The Netherlands has an exceptionally high standard of state-funded education and full-time schooling is compulsory for children aged 5 to 16/17. Primary education (basisschool) is attended from age 4 or 5 to age 12 and covers eight grades (or groeps) of schooling. Following primary education, students are placed within three branches of secondary education (middelbare scholen), according to vocation and aptitude. The type of secondary education assigned to pupils is determined by the final grade 8 examination results and the advice of the grade 8 teacher. Students stay in secondary school until they have gained a diploma at age 18, when they can then choose to enter higher education. The education system is governed by the Ministry of Education, Culture and Science (Ministerie van Onderwijs, Cultuur en Wetenschap).
Academic terms in the Netherlands exist only at higher education level (from September to June). State schools are free to set their yearly timetables and major school holidays have staggered start times according to region, making it easier for Dutch families to travel outside of busy times.
The school day begins at 8.30am and ends at around 3pm, Monday to Friday, although again, schools have a degree of autonomy in how they organise their timetables. Most primary schools are closed on Wednesday afternoons.
The Netherlands has one of the oldest and highly-regarded systems of higher education in the world, with some institutions dating back to the 16th century. Five Dutch universities feature in the top 100 of the QS World University Rankings, with highest places being taken by The University of Amsterdam (55th) and the Delft University of Technology (64th). Dutch higher education is state-funded and divided into two types of education; research-oriented degrees offered by research universities (universiteiten, WO) and ‘higher professional’ degrees offered by universities of applied sciences (hogescholen, HBO), which prepare students for specific arts or science-based careers. There are 14 research universities and 41 universities of applied sciences. The type of university students choose depends on the diploma they gained at secondary school. For more information consult the Dutch Government website here
The standard annual tuition fee for all Dutch and EU students is around €1,951 (£1370), but can be higher for more specialised courses. In some circumstances, students from the EU can also apply for Dutch state grants.
Students from outside the EU will pay between €6,000 and €15,000 per year. There are a variety of scholarships options available to these students such as the Holland Scholarship, which is financed by the Dutch Ministry of Education, Culture and Science.
All university courses (WO and HBO) are divided into a bachelor-masters system. A HBO Bachelor’s degree takes four years to complete and a WO degree around three years. A Master’s degree can take up to two years, depending on the course of study.
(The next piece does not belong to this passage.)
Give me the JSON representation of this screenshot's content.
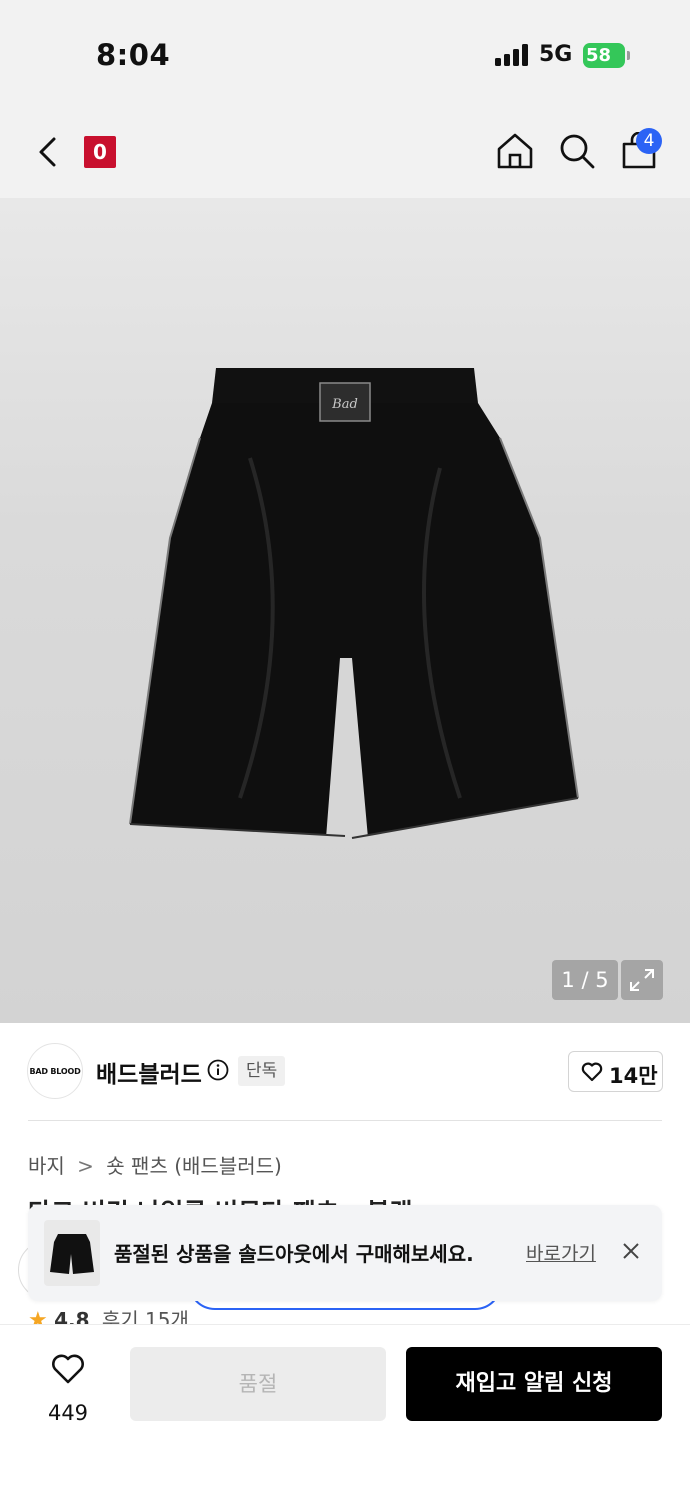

Dutch universities are popular among international students, as more than 1,500 courses are taught entirely in English, ranging from short training seminars to Bachelor’s and Master’s degree programmes. The Netherlands has the largest offering of English-taught degree programmes in continental Europe, outside of the UK. Students can apply to university in the Netherlands through the Studielink portal, which tells you if your qualifications are suitable.
The Netherlands is recognised worldwide for the high standard of its research-led institutions, which place great emphasis on furthering research traditions. The country’s universities have produced a wealth of Nobel Prize winners and world-leading scientists. The national research council, the Netherlands Organisation for Scientific Research (NWO), receives over €400million per year from the Ministry of Education, Culture and Science. The organisation funds top researchers and aims to further Dutch innovation and progress in science.
Primary and Secondary Education
Primary school education (basisscholen) is compulsory for children between the ages of 5 and 12. Pupils follow a core curriculum of Dutch, science, maths and English, with many learning other foreign languages from an early age. Primary school has eight grades, groep 1 (group 1) through to groep 8 (group 8) and is free to all children, regardless of nationality, although parents are expected to make an annual contribution to extra-curricular activities. On reaching groep 8 (aged 12) students are required to sit the ‘Cito final test of primary education’ (Citotoets), the results of which will determine their route into secondary education.
Secondary education is divided into three branches as follows:
- VMBO (Voorbereidend Middelbaar Beroepsonderwijs): pre-vocational secondary education, for students wishing to enter a vocational career.
- HAVO (Hoger Algemeen Voortgezet Onderwijs): Senior general secondary education, for students who wish to prepare for a Bachelor’s degree at university.
- VWO (Voorbereidend Wetenschappelijk Onderwijs): pre-university education for those wishing to take a Bachelor’s and Master’s degree at university.
The curriculum at all types of secondary school is basically the same for the first three years, before students branch off into more specialised subjects. English is a compulsory subject throughout all types of secondary education.
Children can attend pre-school (peuterspeelzaal) in the Netherlands from between age two-and-a-half to age four or five, when they begin primary school. Pre-school education is provided Monday to Friday for 3 or 5 hours (according to parents’ wishes) and the cost is split between parents, their employers and the government. Parental contributions to pre-school education are means-tested according to income. Children attending Dutch pre-school follow a programme of play-centred education, sports and music.